Do you live with foot pain? House Call Doctor discusses 3 common foot problems and has 5 easy tips on the best way to care for your feet.
Those of us who have two feet to walk on must realize how lucky we are. There are people who aren’t as fortunate – those with amputations from diabetes or accidents, those suffering from cerebral palsy, strokes, or congenital anomalies.
And sometimes (Ok, often) we take our feet for granted. For instance, I always wonder why some people literally fight for parking spaces right next to entrances? Park a little further away and walk it – that’s why we’ve been blessed with two feet! As Get-Fit Guy can tell you, our society in general needs to walk more, not less. These boots are made for walkin’.
So today, before I put my foot in my mouth, I’d like to dedicate this episode to our feet – if you are fortunate enough to have them, learn how to keep them healthy.
Common Feet Problems

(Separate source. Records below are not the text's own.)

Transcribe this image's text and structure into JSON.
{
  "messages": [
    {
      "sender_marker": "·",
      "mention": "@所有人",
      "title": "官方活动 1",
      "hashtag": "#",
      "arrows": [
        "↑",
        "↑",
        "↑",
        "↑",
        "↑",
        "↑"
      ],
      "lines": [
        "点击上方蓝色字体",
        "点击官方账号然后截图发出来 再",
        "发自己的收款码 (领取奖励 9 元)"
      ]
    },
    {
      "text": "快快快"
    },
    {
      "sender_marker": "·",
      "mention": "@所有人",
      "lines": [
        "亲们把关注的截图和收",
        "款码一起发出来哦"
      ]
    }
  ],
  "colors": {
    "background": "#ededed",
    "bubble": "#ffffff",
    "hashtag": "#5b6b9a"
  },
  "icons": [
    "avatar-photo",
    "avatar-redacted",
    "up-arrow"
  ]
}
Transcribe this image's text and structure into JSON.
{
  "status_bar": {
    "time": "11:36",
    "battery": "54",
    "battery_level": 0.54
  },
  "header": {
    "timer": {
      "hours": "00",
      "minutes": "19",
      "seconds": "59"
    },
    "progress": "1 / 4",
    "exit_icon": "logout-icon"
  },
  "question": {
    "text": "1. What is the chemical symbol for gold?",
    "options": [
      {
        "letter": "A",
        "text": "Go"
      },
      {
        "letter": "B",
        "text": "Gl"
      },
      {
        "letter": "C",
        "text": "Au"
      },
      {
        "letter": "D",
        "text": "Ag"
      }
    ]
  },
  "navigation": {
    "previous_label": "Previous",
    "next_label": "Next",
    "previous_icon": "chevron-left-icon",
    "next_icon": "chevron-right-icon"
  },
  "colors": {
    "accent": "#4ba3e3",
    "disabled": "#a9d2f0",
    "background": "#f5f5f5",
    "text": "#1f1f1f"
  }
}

Due to a variety of factors inherent in modern life (such as obesity, high heels, and others), feet health problems are not uncommon. Here are the top 3:
1. Plantar Fasciitis: There’s a tight band running through the bottom of your feet, and some patients may experience tightening of this band that causes great heel pain. I have discussed this at length in a previous podcast episode, so make sure to listen to that one if you’ve suffered from heel pain.
2. Plantar Warts: Just like on other areas of your body, you can also get warts on the bottom of your feet. And ask anyone with a plantar wart – they are not pleasant! They're painful and can grow and deepen with time. Like other warts, they are caused by a virus. In a little bit, I'm going to give you some tips on how to prevent plantar warts from forming in the first place, but if you already have one, you will need to have it frozen off by your doctor. But that process is also not pleasant and may take several applications.
3. Foot and Nail Fungus: This is by far the most common foot problem. Fungus on the bottom, top, or in between the toes causes scaling and itching. This is commonly referred to as athlete’s foot, because athletes tend to sweat and experience this condition, but it can happen to anyone. Toenail fungus, on the other hand, is usually only cosmetic – it deforms the toenail (by causing yellowing and thickening) but is not typically painful. It’s not pretty, but it won’t harm you.
Over-the-counter antifungal creams used twice day for at least one month can help with athlete’s foot, but it is not the most effective solution for toenail fungus. There are oral medications that work better, but they're not risk-free. You can discuss the risks and benefits with your doctor at your next visit. Soaking your feet in some bleach water (using no more than 1 tablespoon of bleach with half a gallon of water) every night for 10 minutes can also help fight fungus.
Let's say you're lucky and have completely healthy feet. Well, in that case, here are 5 quick and dirty tips you should follow to keep them that way: